The decision followed backlash over the hiring of a former state trooper who was part of the hesitant police response in the May attack.
2 min read
Police walk near Robb Elementary School following a shooting in Uvalde, Texas.
Police walk near Robb Elementary School following a shooting in Uvalde, Texas.
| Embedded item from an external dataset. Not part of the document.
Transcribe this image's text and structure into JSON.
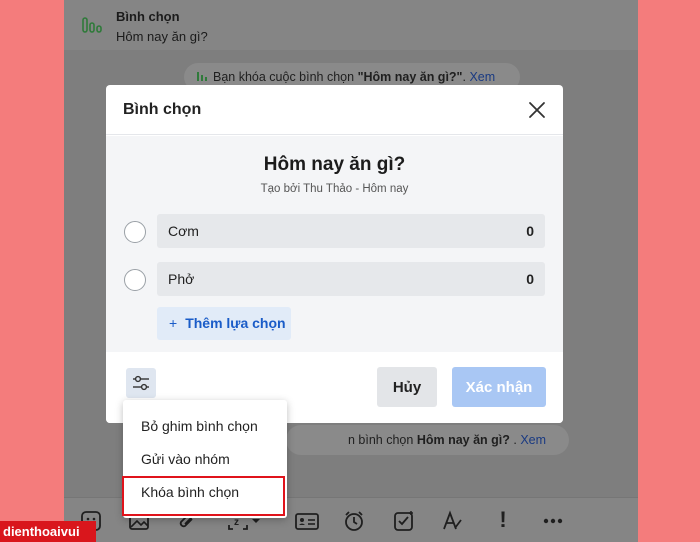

Four months after the Robb Elementary School shooting, the Uvalde school district pulled its entire embattled campus police force off the job following a wave of new outrage over the hiring of a former Texas state trooper who was part of the hesitant law enforcement response as a gunman killed 19 children and two teachers.
Dario Lopez-Mills/AP
School & District Management What the Research Says Principals Matter for Preschools, But Studies Show They Lack Training
New research suggests principals need to learn more about the preschool classes in their buildings.
3 min read
Illustration of students and a teacher.
DigitalVision Vectors
School & District Management Meet the Principals of TikTok: 2022 Edition
6 fun principal accounts to check out.
1 min read
Smiling prinicpal with text Morning in the life of an early childhood prinicpal
Source: @principal_mommy
School & District Management Finalists for National Principal of the Year Cite School Culture, Equity
School leaders from California, Massachusetts, and Texas are the three finalists for the National Principal of the Year honor.
5 min read
Image of leaders as a central figures to a variety of activities in motion.
Laura Baker/Education Week and gobyg/DigitalVision Vectors